Today, innovations comprising data and their intelligent utilisation are a decisive competitive factor – practically the key element on the path to digital transformation. The consequence: companies of all kinds and sizes are asking themselves the question of how they can use the available data to generate added value in the form of new business models, efficiency improvements and innovations. Fundamentally, it is therefore about supporting our customers in implementing their data strategy and developing new data-driven business models with comprehensive solutions and implementation strategies.
BDN provides SAP a variety of opportunities beyond the pure commercialization of data – it can also provide consulting efforts to customers in two associated areas.
- It can help customers prepare their data for commercialization via the BDN. Typical questions in such efforts: What data can be monetized? How do you sell it? How do I deal with the legal aspects of providing my data to others?
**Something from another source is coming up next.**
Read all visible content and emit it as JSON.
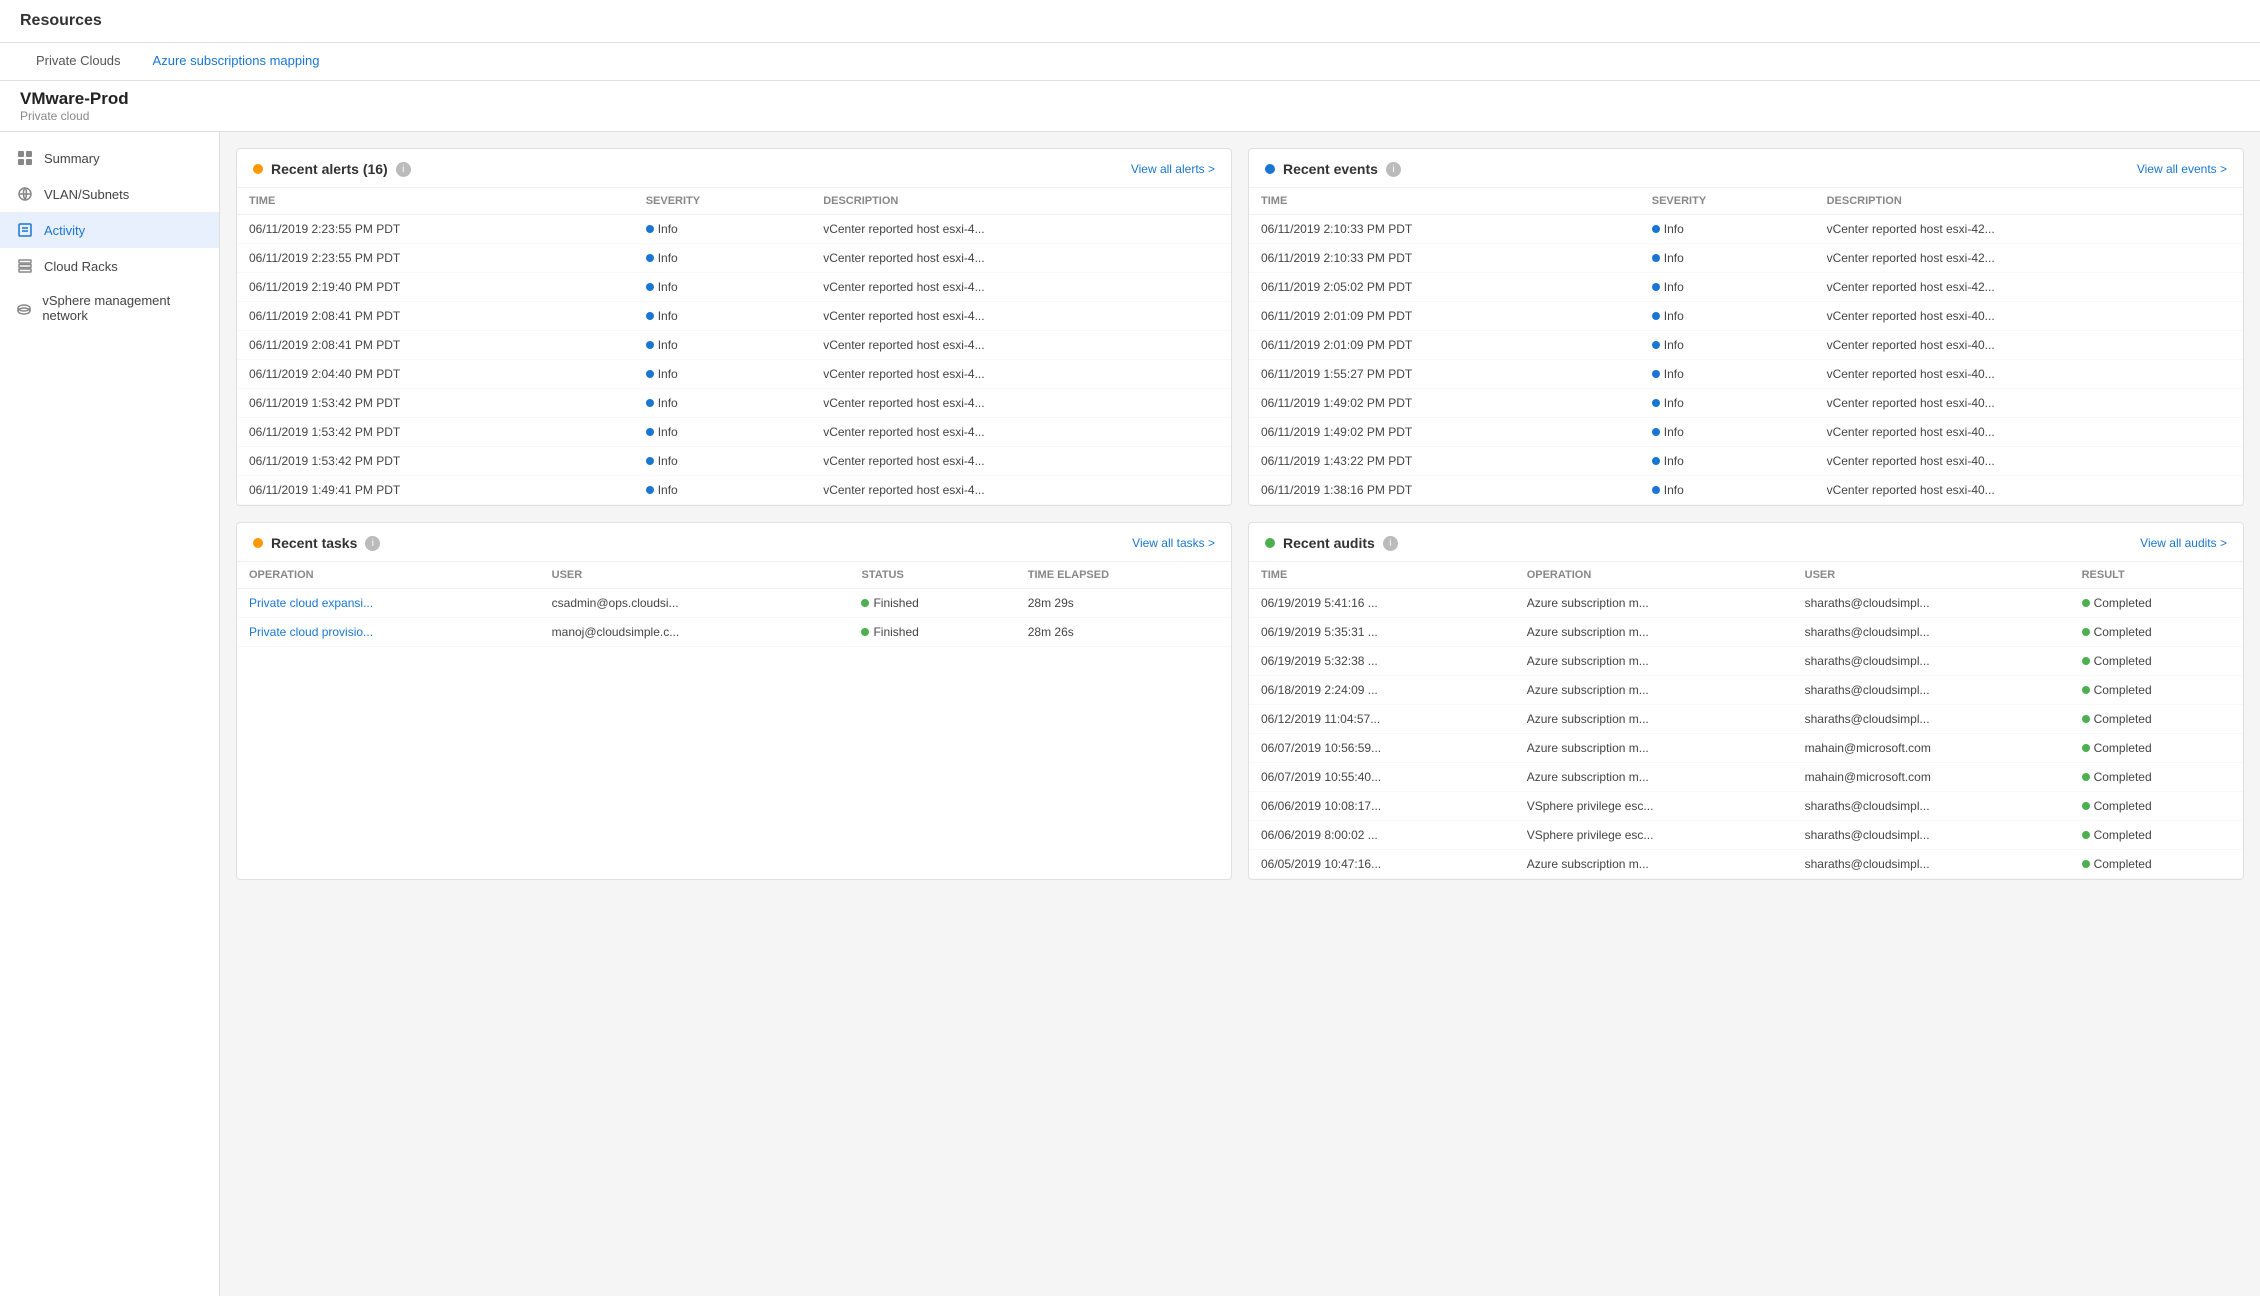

- It can also support customers in using BDN-based data to augment existing processes. For example, retail activities (via Hybris) that permit the creation of marketing campaigns with data from other services – for example, from SAP Vehicle Network . Or regarding HR decisions as described in a recent diginomica blog from Phil Wainewright: “If we’re just looking at the HR data, it’s not enough to drive effective recommendations and insights. You have to incorporate broader sets.”
These three areas were also depicted in Arnold’s presentation last year:
Underlying such activities is an understanding of the importance of exploiting this data. This realization has been made by many companies including SAP and Uber. One important difference between SAP and Uber is that Uber is sharing their data while much of SAP’s data looks like it will be commercially available:
As Uber drivers move through a city, they’re constantly collecting information,” project manager Jordan Gilbertson told The Verge. “We’re generating this data, and it’s super valuable to people. There’s no reason not to share it.
SAP has a wide variety of customers including many government agencies which could provide their data free to the public as part of their charter (one example of such activities is Data.gov which provides a plethora of APIs with data originating from federal and local sources). Perhaps with SAP’s assistance, companies could provide a mixture of free and paid data that could benefit a wider audience than just companies interested in improving their processes.